◆ Try it: State how many lines below hold the word "align". Give that number and no other text.
▬▬▬▬▬▬▬▬▬▬
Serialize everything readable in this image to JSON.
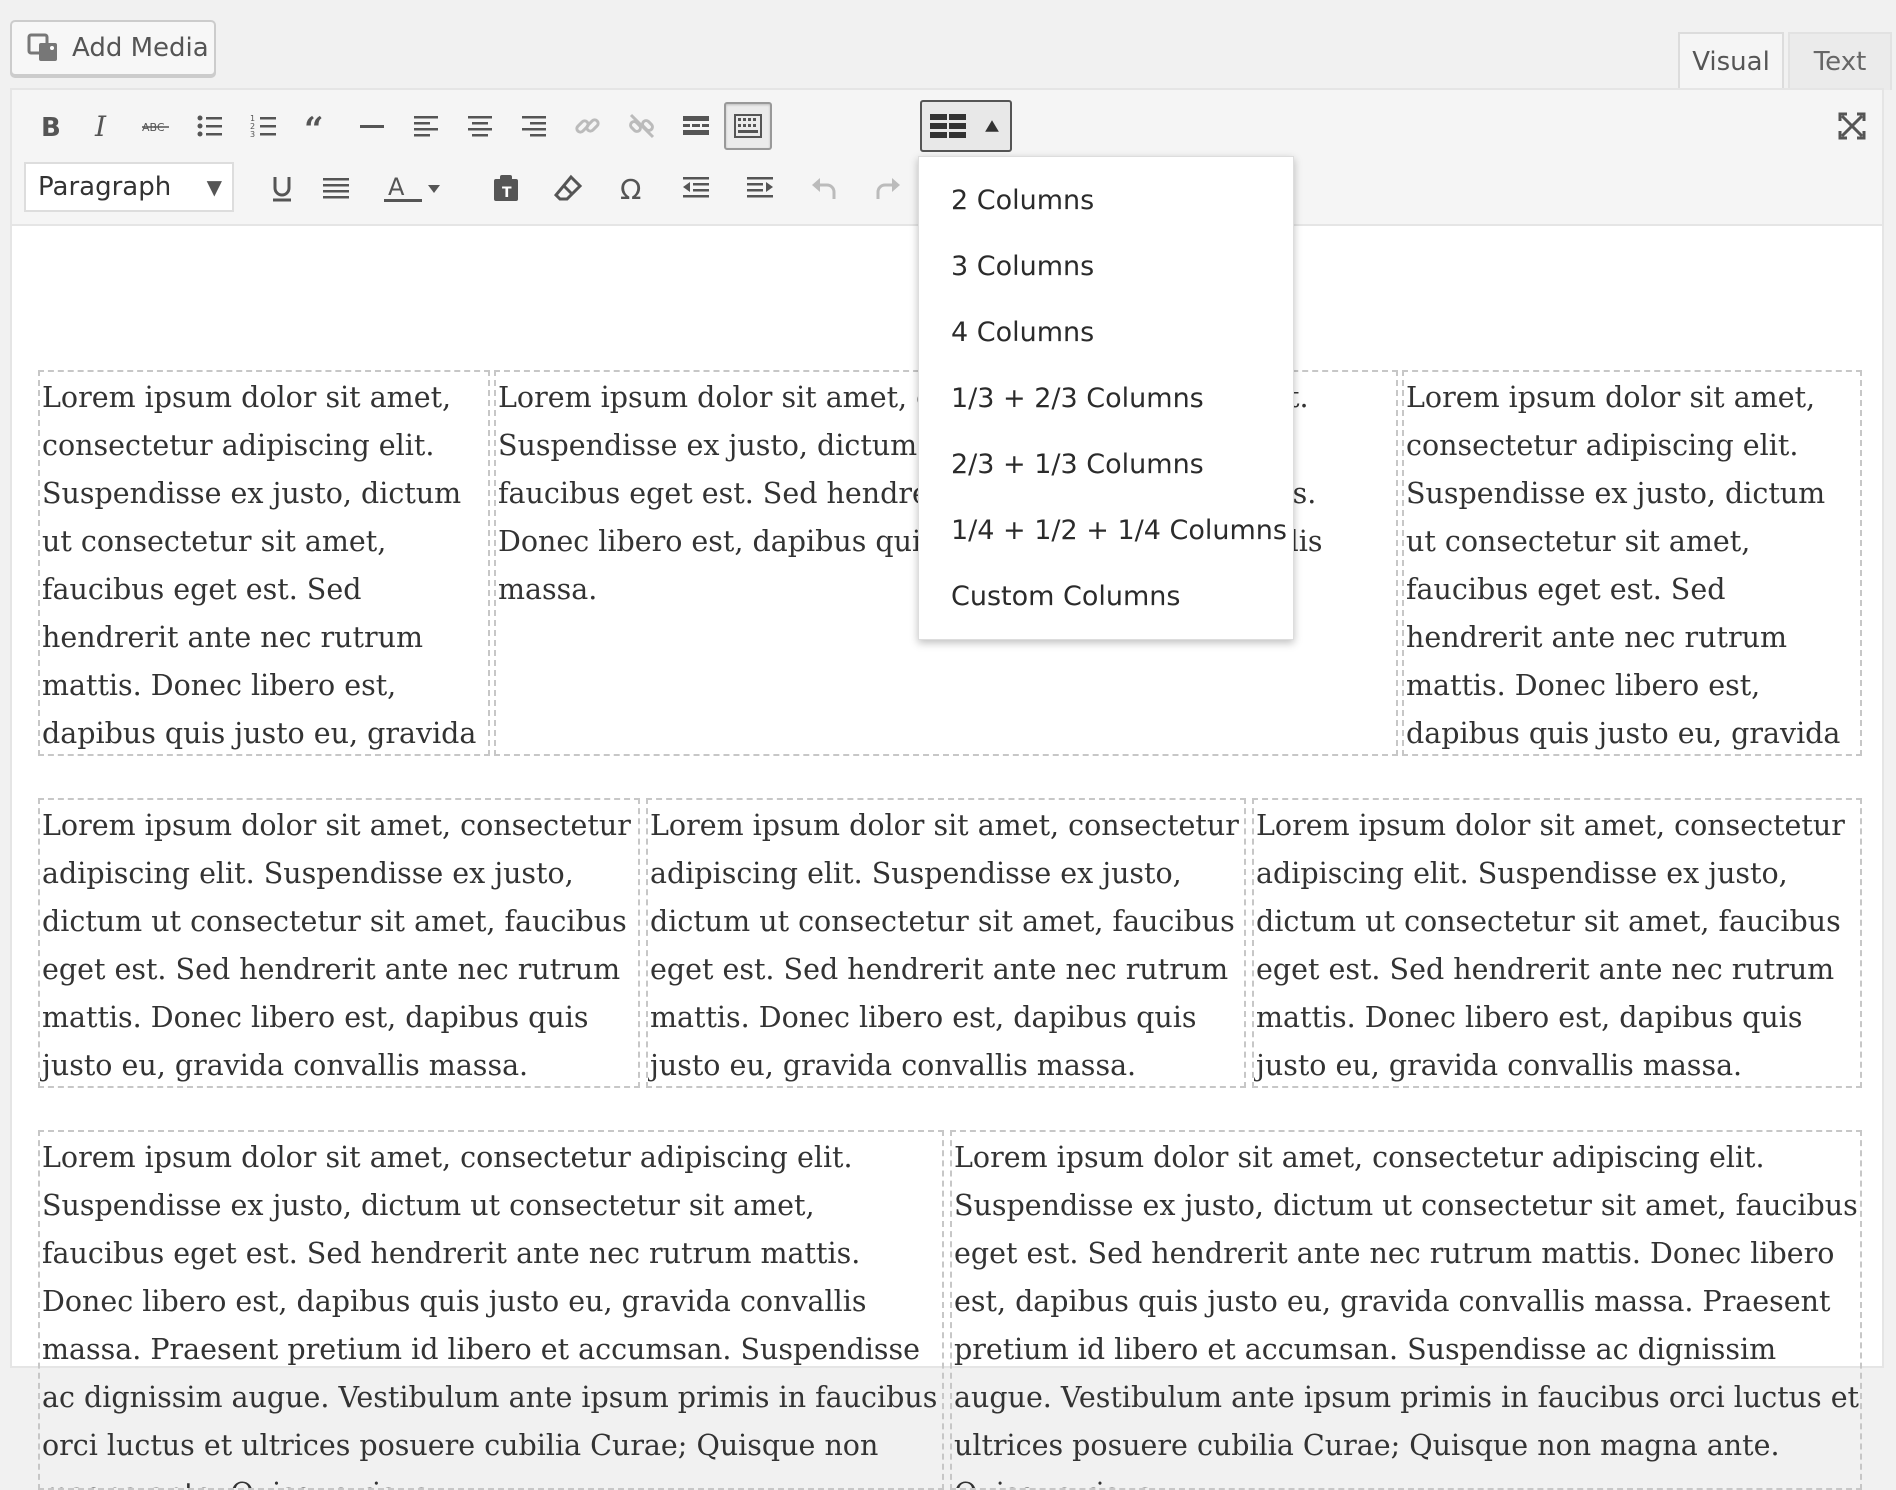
{
  "header": {
    "add_media_label": "Add Media",
    "tabs": [
      {
        "label": "Visual"
      },
      {
        "label": "Text"
      }
    ]
  },
  "toolbar": {
    "format_select_value": "Paragraph",
    "row1_icons": [
      "bold-icon",
      "italic-icon",
      "strikethrough-icon",
      "bullet-list-icon",
      "numbered-list-icon",
      "blockquote-icon",
      "horizontal-line-icon",
      "align-left-icon",
      "align-center-icon",
      "align-right-icon",
      "insert-link-icon",
      "remove-link-icon",
      "read-more-icon",
      "toolbar-toggle-icon",
      "columns-icon",
      "fullscreen-icon"
    ],
    "row2_icons": [
      "underline-icon",
      "justify-icon",
      "text-color-icon",
      "paste-as-text-icon",
      "clear-formatting-icon",
      "special-character-icon",
      "decrease-indent-icon",
      "increase-indent-icon",
      "undo-icon",
      "redo-icon"
    ]
  },
  "columns_menu": {
    "items": [
      {
        "label": "2 Columns"
      },
      {
        "label": "3 Columns"
      },
      {
        "label": "4 Columns"
      },
      {
        "label": "1/3 + 2/3 Columns"
      },
      {
        "label": "2/3 + 1/3 Columns"
      },
      {
        "label": "1/4 + 1/2 + 1/4 Columns"
      },
      {
        "label": "Custom Columns"
      }
    ]
  },
  "content": {
    "row1": [
      {
        "text": "Lorem ipsum dolor sit amet, consectetur adipiscing elit. Suspendisse ex justo, dictum ut consectetur sit amet, faucibus eget est. Sed hendrerit ante nec rutrum mattis. Donec libero est, dapibus quis justo eu, gravida convallis massa."
      },
      {
        "text": "Lorem ipsum dolor sit amet, consectetur adipiscing elit. Suspendisse ex justo, dictum ut consectetur sit amet, faucibus eget est. Sed hendrerit ante nec rutrum mattis. Donec libero est, dapibus quis justo eu, gravida convallis massa."
      },
      {
        "text": "Lorem ipsum dolor sit amet, consectetur adipiscing elit. Suspendisse ex justo, dictum ut consectetur sit amet, faucibus eget est. Sed hendrerit ante nec rutrum mattis. Donec libero est, dapibus quis justo eu, gravida convallis massa."
      }
    ],
    "row2": [
      {
        "text": "Lorem ipsum dolor sit amet, consectetur adipiscing elit. Suspendisse ex justo, dictum ut consectetur sit amet, faucibus eget est. Sed hendrerit ante nec rutrum mattis. Donec libero est, dapibus quis justo eu, gravida convallis massa."
      },
      {
        "text": "Lorem ipsum dolor sit amet, consectetur adipiscing elit. Suspendisse ex justo, dictum ut consectetur sit amet, faucibus eget est. Sed hendrerit ante nec rutrum mattis. Donec libero est, dapibus quis justo eu, gravida convallis massa."
      },
      {
        "text": "Lorem ipsum dolor sit amet, consectetur adipiscing elit. Suspendisse ex justo, dictum ut consectetur sit amet, faucibus eget est. Sed hendrerit ante nec rutrum mattis. Donec libero est, dapibus quis justo eu, gravida convallis massa."
      }
    ],
    "row3": [
      {
        "text": "Lorem ipsum dolor sit amet, consectetur adipiscing elit. Suspendisse ex justo, dictum ut consectetur sit amet, faucibus eget est. Sed hendrerit ante nec rutrum mattis. Donec libero est, dapibus quis justo eu, gravida convallis massa. Praesent pretium id libero et accumsan. Suspendisse ac dignissim augue. Vestibulum ante ipsum primis in faucibus orci luctus et ultrices posuere cubilia Curae; Quisque non magna ante. Quisque risus"
      },
      {
        "text": "Lorem ipsum dolor sit amet, consectetur adipiscing elit. Suspendisse ex justo, dictum ut consectetur sit amet, faucibus eget est. Sed hendrerit ante nec rutrum mattis. Donec libero est, dapibus quis justo eu, gravida convallis massa. Praesent pretium id libero et accumsan. Suspendisse ac dignissim augue. Vestibulum ante ipsum primis in faucibus orci luctus et ultrices posuere cubilia Curae; Quisque non magna ante. Quisque risus"
      }
    ]
  }
}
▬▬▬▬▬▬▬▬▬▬
◆ Task solution: 3